The homeowner was suspected of being a marijuana distributer, but when all was said and done, the police found less than a gram of marijuana in the house. The excessive use of force against this man’s family for a misdemeanor infraction has sparked public outrage. It has been reported that several Columbia, MO police officers have received multiple death threats. The Chief of Police has stated he is reviewing his city’s policies on raids because of the incident.
This publicized incident begs a couple of questions: Is this an isolated event and what is the point of such excessive police force?
The Drug War has been the motivating force behind the proliferation of what are commonly called Special Weapons and Tactics, or SWAT teams throughout the country. The vast majority of “quick-knock” or “no-knock” intrusions by these teams are intended to deliver narcotics search warrants. “Because these raids are often conducted based on tips from notoriously unreliable confidential informants, police sometimes conduct SWAT-style raids on the wrong home, or on the homes of nonviolent, misdemeanor drug users,” says a white paper by the CATO Institute.
In 2006, CATO released its policy paper chronicling the “dramatic and unsettling rise” in the number of paramilitary police raids on American homes since the early ’80s. As of four years ago, California and New York were leading the nation in botched SWAT team raids which victimized hundreds of innocent bystanders and their pets.
Proponents of police miltarization called such incidents isolated and rare.
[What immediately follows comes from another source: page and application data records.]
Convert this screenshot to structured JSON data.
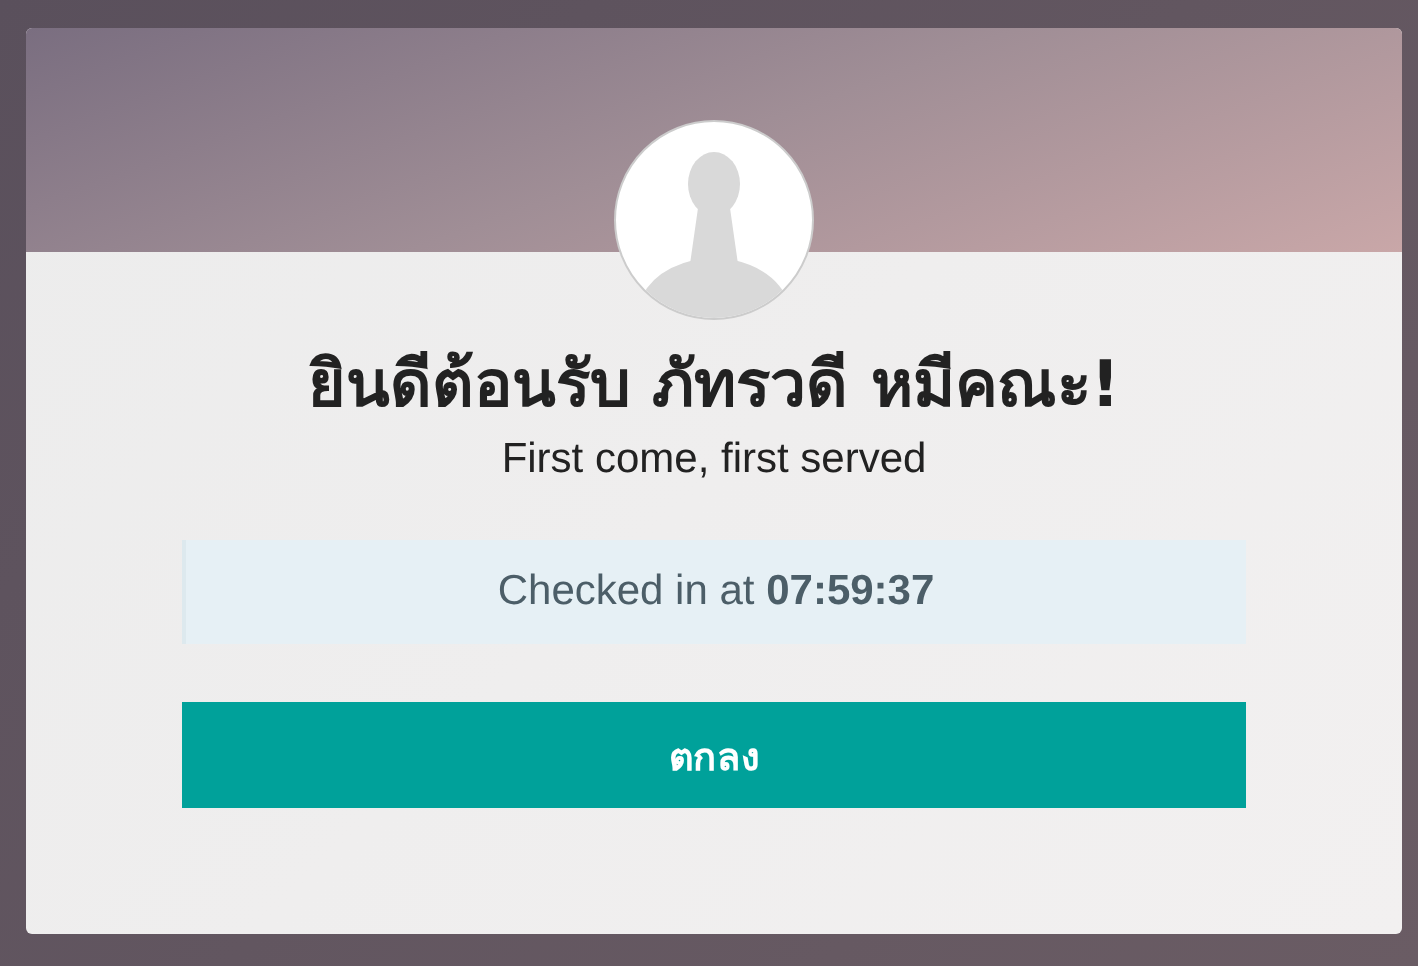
{
  "greeting": "ยินดีต้อนรับ ภัทรวดี หมีคณะ!",
  "subtitle": "First come, first served",
  "status": "Checked in at **07:59:37**",
  "button": "ตกลง"
}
At the same time, CATO
proposed they were part of an epidemic of unwarranted police action. Here is an exerpt from the executive summary of the report, entitled ‘Overkill: The Rise of Paramilitary Police Raids’:
These increasingly frequent raids, 40,000 per year by one estimate, are needlessly subjecting nonviolent drug offenders, bystanders, and wrongly targeted civilians to the terror of having their homes invaded while they’re sleeping, usually by teams of heavily armed paramilitary units dressed not as police officers but as soldiers. These raids bring unnecessary violence and provocation to nonviolent drug offenders, many of whom were guilty of only misdemeanors. The raids terrorize innocents when police mistakenly target the wrong residence. And they have resulted in dozens of needless deaths and injuries, not only of drug offenders, but also of police officers, children, bystanders, and innocent suspects.
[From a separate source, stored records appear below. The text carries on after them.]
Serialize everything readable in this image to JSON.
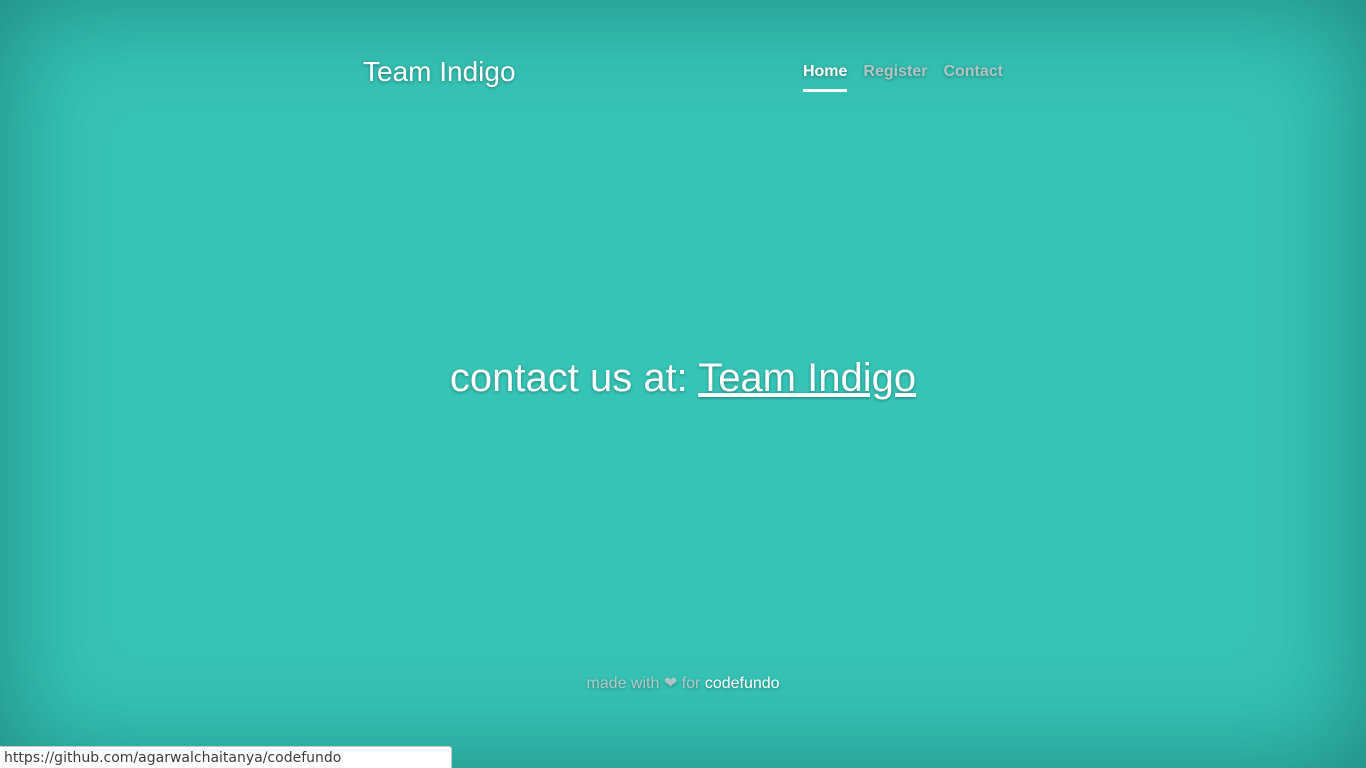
{
  "header": {
    "brand": "Team Indigo",
    "nav": [
      {
        "label": "Home",
        "active": true
      },
      {
        "label": "Register",
        "active": false
      },
      {
        "label": "Contact",
        "active": false
      }
    ]
  },
  "main": {
    "contact_prefix": "contact us at: ",
    "contact_link": "Team Indigo"
  },
  "footer": {
    "made_with": "made with",
    "heart": "❤",
    "for": "for",
    "link": "codefundo"
  },
  "status_bar": {
    "url": "https://github.com/agarwalchaitanya/codefundo"
  },
  "colors": {
    "background": "#36c4b6",
    "text": "#ffffff",
    "muted_text": "#c8cdcd"
  }
}
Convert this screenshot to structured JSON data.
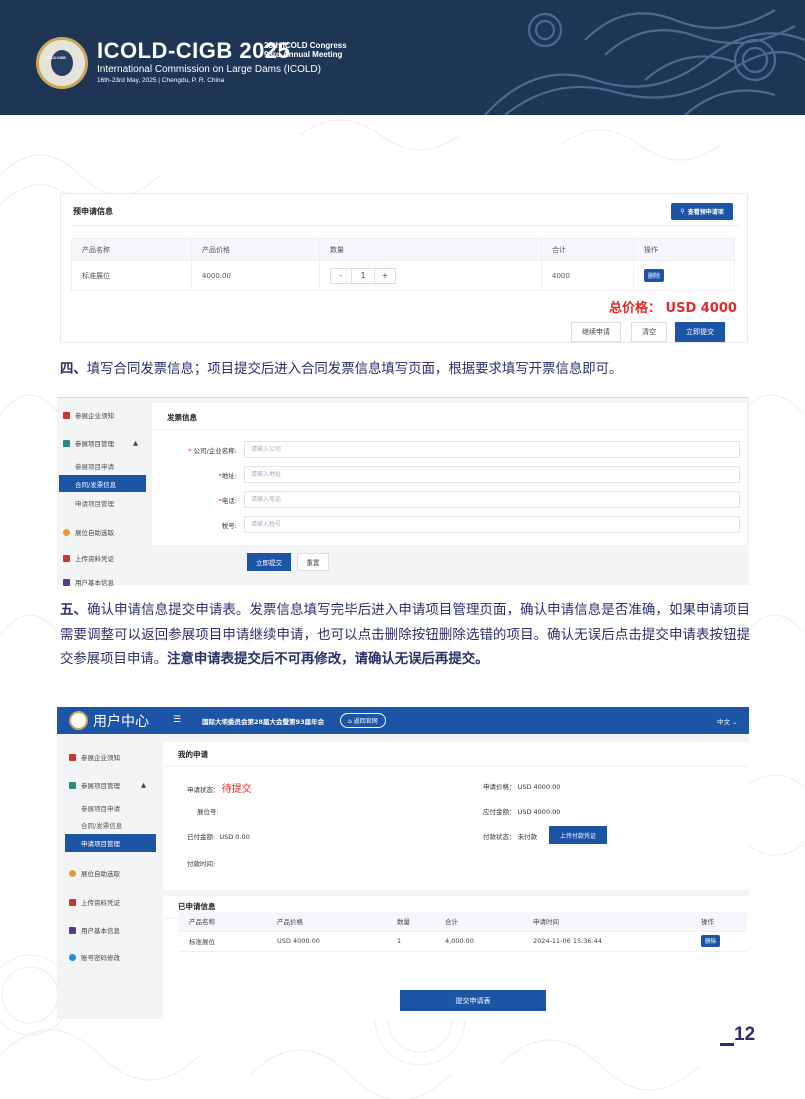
{
  "banner": {
    "title": "ICOLD-CIGB 2025",
    "congress_line1": "28th ICOLD Congress",
    "congress_line2": "93rd Annual Meeting",
    "subtitle": "International Commission on Large Dams (ICOLD)",
    "date": "16th-23rd May, 2025 | Chengdu, P. R. China",
    "colors": {
      "background": "#1f3556",
      "accent": "#c9a85a"
    }
  },
  "panel1": {
    "title": "预申请信息",
    "view_button": "查看预申请项",
    "columns": [
      "产品名称",
      "产品价格",
      "数量",
      "合计",
      "操作"
    ],
    "row": {
      "name": "标准展位",
      "price": "4000.00",
      "qty_minus": "-",
      "qty": "1",
      "qty_plus": "+",
      "total": "4000",
      "action": "删除"
    },
    "total_label": "总价格： USD 4000",
    "buttons": {
      "continue": "继续申请",
      "clear": "清空",
      "submit": "立即提交"
    }
  },
  "para4": {
    "lead": "四、",
    "text": "填写合同发票信息；项目提交后进入合同发票信息填写页面，根据要求填写开票信息即可。"
  },
  "panel2": {
    "sidebar": {
      "notice": "参展企业须知",
      "manage": "参展项目管理",
      "sub_apply": "参展项目申请",
      "sub_invoice": "合同/发票信息",
      "sub_manage": "申请项目管理",
      "booth": "展位自助选取",
      "upload": "上传资料凭证",
      "user_partial": "用户基本信息"
    },
    "heading": "发票信息",
    "fields": [
      {
        "label": "公司/企业名称:",
        "required": "*",
        "placeholder": "请输入公司"
      },
      {
        "label": "地址:",
        "required": "*",
        "placeholder": "请输入地址"
      },
      {
        "label": "电话:",
        "required": "*",
        "placeholder": "请输入电话"
      },
      {
        "label": "税号:",
        "required": "",
        "placeholder": "请输入税号"
      }
    ],
    "submit": "立即提交",
    "reset": "重置"
  },
  "para5": {
    "lead": "五、",
    "text": "确认申请信息提交申请表。发票信息填写完毕后进入申请项目管理页面，确认申请信息是否准确，如果申请项目需要调整可以返回参展项目申请继续申请，也可以点击删除按钮删除选错的项目。确认无误后点击提交申请表按钮提交参展项目申请。",
    "bold": "注意申请表提交后不可再修改，请确认无误后再提交。"
  },
  "panel3": {
    "topbar": {
      "user_center": "用户中心",
      "menu_icon": "☰",
      "conference": "国际大坝委员会第28届大会暨第93届年会",
      "home": "返回官网",
      "lang": "中文"
    },
    "sidebar": {
      "notice": "参展企业须知",
      "manage": "参展项目管理",
      "sub_apply": "参展项目申请",
      "sub_invoice": "合同/发票信息",
      "sub_manage": "申请项目管理",
      "booth": "展位自助选取",
      "upload": "上传资料凭证",
      "user_info": "用户基本信息",
      "password": "账号密码修改"
    },
    "my_apply": "我的申请",
    "status_label": "申请状态：",
    "status_value": "待提交",
    "price_label": "申请价格：",
    "price_value": "USD 4000.00",
    "booth_label": "展位号:",
    "due_label": "应付金额：",
    "due_value": "USD 4000.00",
    "paid_label": "已付金额:",
    "paid_value": "USD 0.00",
    "pay_status_label": "付款状态：",
    "pay_status_value": "未付款",
    "upload_btn": "上传付款凭证",
    "pay_time_label": "付款时间:",
    "applied_title": "已申请信息",
    "columns": [
      "产品名称",
      "产品价格",
      "数量",
      "合计",
      "申请时间",
      "操作"
    ],
    "row": {
      "name": "标准展位",
      "price": "USD 4000.00",
      "qty": "1",
      "total": "4,000.00",
      "time": "2024-11-06 15:36:44",
      "action": "删除"
    },
    "submit_form": "提交申请表"
  },
  "page_number": "12"
}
The policy thinktank also provided an interactive map displaying data on a state per state basis. This information is broken down into several categories including death of an innocent, death of a nonviolent offender, raid on an innocent suspect, and unnecessary raids on doctors and sick people.
The video of the February Missouri raid highlights the extent to which our civil liberties have been eroded since the federal government declared a Drug War on its citizens four decades ago. Such raids are the result of paramilitary indoctrination of the enforcing agents involved. Their tactical training cements a mindset which views Americans residing in their own homes as “enemy combatants” and the killing of their pets as “collateral damage.”
When officers of the peace become soldiers of the state, pitted against an inumerable and unseen enemy, they are more inclined to use shock and awe tactics to send a message to the next would-be “drug dealer” (or recreational user) – this war isn’t over.
There is no evidence to suggest that the trend toward total miltarization of police protocols has abated in this country; however, there are a growing number of law enforcement officers who are organizing against the establishment line and seeking an end to narcotics prohibition. This is how they hope to end the war on drugs.
Fellow CAIVN contributer W. E. Messamore has written about one such organization here.